• [Instructions to follow]:
Some lines in the material below hold the word "JSON". Copy all of them.
*****
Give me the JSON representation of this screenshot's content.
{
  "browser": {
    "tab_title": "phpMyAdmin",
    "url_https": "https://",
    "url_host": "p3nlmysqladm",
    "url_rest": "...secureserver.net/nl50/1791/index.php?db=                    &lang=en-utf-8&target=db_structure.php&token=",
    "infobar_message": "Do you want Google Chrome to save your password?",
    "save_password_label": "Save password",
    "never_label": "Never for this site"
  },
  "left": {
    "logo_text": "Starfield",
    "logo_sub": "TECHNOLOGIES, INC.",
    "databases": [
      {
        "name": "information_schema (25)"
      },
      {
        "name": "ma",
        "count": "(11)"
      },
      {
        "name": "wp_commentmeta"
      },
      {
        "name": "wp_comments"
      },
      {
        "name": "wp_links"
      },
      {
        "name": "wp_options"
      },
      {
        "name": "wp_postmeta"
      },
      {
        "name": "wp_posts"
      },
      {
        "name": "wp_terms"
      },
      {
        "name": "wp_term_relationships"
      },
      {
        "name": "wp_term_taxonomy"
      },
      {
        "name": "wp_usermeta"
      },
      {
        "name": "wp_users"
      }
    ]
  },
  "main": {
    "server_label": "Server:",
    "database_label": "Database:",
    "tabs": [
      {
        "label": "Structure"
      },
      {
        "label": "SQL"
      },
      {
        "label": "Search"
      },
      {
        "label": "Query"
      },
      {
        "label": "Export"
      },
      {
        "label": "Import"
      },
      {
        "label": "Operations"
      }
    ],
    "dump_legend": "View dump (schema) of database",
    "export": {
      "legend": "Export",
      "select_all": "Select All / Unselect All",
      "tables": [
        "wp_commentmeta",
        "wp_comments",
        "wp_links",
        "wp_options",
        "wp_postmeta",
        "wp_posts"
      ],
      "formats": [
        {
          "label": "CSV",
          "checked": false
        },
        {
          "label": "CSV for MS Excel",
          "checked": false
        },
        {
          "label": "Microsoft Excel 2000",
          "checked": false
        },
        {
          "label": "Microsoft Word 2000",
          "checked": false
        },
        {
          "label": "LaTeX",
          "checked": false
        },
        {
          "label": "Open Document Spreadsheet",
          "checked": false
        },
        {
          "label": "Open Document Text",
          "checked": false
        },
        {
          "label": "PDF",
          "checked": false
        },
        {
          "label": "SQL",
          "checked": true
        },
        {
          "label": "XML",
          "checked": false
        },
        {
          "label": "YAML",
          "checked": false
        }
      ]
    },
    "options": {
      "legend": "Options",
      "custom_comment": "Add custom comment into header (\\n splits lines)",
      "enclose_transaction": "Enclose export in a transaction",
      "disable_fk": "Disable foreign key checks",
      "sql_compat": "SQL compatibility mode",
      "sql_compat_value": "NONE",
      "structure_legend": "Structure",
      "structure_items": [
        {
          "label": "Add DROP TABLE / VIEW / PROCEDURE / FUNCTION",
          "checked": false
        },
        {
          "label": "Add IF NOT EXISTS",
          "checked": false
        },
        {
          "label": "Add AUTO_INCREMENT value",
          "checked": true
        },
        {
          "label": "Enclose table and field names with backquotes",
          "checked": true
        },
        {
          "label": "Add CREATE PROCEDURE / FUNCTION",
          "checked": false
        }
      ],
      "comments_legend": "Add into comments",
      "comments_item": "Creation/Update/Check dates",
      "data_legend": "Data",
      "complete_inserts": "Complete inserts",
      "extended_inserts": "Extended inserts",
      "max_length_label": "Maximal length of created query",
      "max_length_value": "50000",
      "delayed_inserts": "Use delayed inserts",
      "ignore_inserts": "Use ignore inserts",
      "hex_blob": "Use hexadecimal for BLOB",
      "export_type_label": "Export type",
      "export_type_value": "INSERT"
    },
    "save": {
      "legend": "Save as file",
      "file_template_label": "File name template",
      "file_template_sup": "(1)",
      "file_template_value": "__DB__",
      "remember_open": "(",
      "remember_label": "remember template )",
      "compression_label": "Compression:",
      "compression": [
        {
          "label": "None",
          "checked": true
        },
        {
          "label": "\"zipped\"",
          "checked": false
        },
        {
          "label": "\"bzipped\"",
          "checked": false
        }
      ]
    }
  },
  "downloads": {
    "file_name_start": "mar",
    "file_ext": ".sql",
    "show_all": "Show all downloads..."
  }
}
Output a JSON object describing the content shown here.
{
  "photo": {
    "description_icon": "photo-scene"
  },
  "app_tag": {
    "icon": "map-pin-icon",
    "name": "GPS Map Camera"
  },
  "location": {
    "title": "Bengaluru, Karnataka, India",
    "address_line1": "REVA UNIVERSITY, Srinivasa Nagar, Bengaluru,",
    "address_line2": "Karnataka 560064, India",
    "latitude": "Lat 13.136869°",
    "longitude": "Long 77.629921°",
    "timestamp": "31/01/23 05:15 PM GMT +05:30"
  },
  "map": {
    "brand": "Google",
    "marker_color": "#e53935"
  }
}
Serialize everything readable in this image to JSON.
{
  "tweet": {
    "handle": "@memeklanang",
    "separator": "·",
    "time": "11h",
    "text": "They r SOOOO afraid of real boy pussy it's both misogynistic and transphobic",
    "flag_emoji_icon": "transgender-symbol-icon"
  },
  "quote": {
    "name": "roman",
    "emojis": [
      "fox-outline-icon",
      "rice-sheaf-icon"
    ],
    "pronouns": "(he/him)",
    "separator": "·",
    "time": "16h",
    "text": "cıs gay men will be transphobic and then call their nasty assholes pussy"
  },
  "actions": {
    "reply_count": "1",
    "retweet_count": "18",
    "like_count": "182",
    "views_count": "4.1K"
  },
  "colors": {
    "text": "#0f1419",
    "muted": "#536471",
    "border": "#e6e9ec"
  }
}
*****
• [Response area]:
Give me the JSON representation of this screenshot's content.
Output a JSON object describing the content shown here.
Serialize everything readable in this image to JSON.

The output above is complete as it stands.